• _Problem statement_
Please reply with one number only: how many lines in the entries below contain the string "this".

App and web page records:
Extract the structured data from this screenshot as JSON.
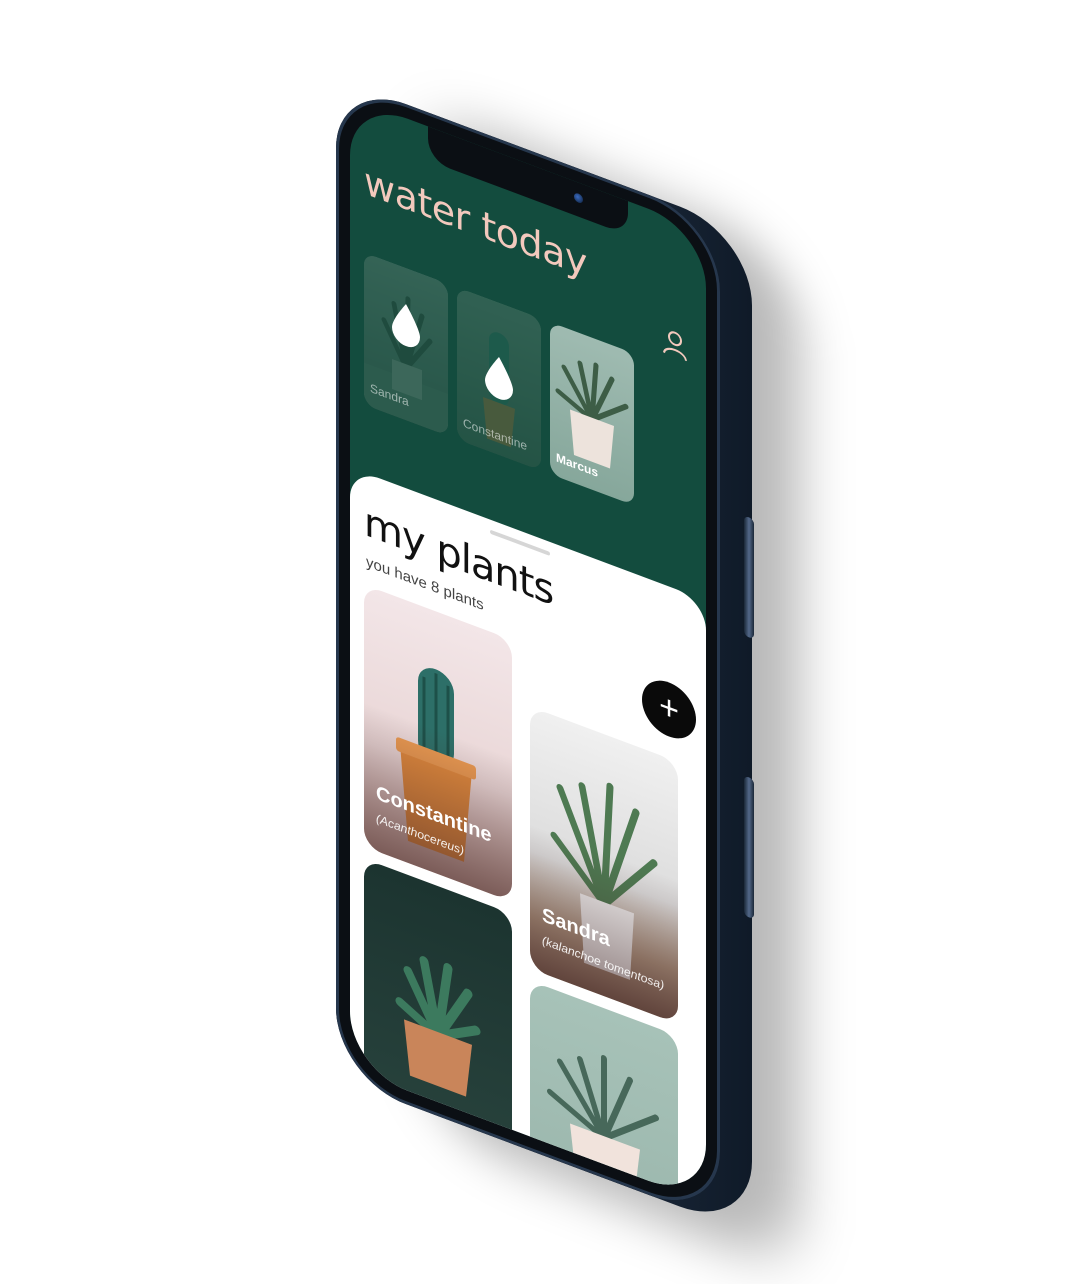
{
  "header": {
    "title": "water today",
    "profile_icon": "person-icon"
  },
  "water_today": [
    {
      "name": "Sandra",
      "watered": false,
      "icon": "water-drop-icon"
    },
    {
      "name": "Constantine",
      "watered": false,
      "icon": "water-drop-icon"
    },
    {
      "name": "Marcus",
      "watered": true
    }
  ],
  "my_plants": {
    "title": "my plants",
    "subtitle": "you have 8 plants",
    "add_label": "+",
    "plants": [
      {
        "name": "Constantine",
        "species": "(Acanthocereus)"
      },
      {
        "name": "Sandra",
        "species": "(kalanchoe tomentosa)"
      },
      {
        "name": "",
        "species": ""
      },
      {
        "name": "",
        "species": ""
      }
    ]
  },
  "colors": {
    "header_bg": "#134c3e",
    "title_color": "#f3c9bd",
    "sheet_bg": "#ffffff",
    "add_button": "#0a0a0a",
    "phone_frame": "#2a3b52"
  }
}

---

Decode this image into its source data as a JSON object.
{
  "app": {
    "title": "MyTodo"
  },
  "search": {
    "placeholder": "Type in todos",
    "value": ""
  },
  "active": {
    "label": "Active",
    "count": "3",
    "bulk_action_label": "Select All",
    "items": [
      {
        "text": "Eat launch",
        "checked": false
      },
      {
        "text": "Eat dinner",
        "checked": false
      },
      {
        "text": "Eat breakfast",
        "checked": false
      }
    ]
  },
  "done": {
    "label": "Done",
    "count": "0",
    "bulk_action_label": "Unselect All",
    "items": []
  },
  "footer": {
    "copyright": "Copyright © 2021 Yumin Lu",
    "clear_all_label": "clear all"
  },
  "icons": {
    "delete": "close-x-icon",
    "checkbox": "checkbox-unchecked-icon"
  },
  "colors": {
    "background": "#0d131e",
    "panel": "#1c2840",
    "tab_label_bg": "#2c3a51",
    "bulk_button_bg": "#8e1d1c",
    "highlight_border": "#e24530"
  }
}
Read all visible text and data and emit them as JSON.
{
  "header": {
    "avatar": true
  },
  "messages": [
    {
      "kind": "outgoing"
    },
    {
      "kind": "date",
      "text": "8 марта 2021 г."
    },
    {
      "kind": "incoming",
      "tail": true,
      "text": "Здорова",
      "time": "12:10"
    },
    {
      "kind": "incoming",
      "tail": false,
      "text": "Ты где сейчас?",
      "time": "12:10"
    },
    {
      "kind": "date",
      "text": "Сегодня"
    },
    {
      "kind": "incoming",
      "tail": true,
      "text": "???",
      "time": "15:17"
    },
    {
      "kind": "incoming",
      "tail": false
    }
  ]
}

• _Output of the task_
2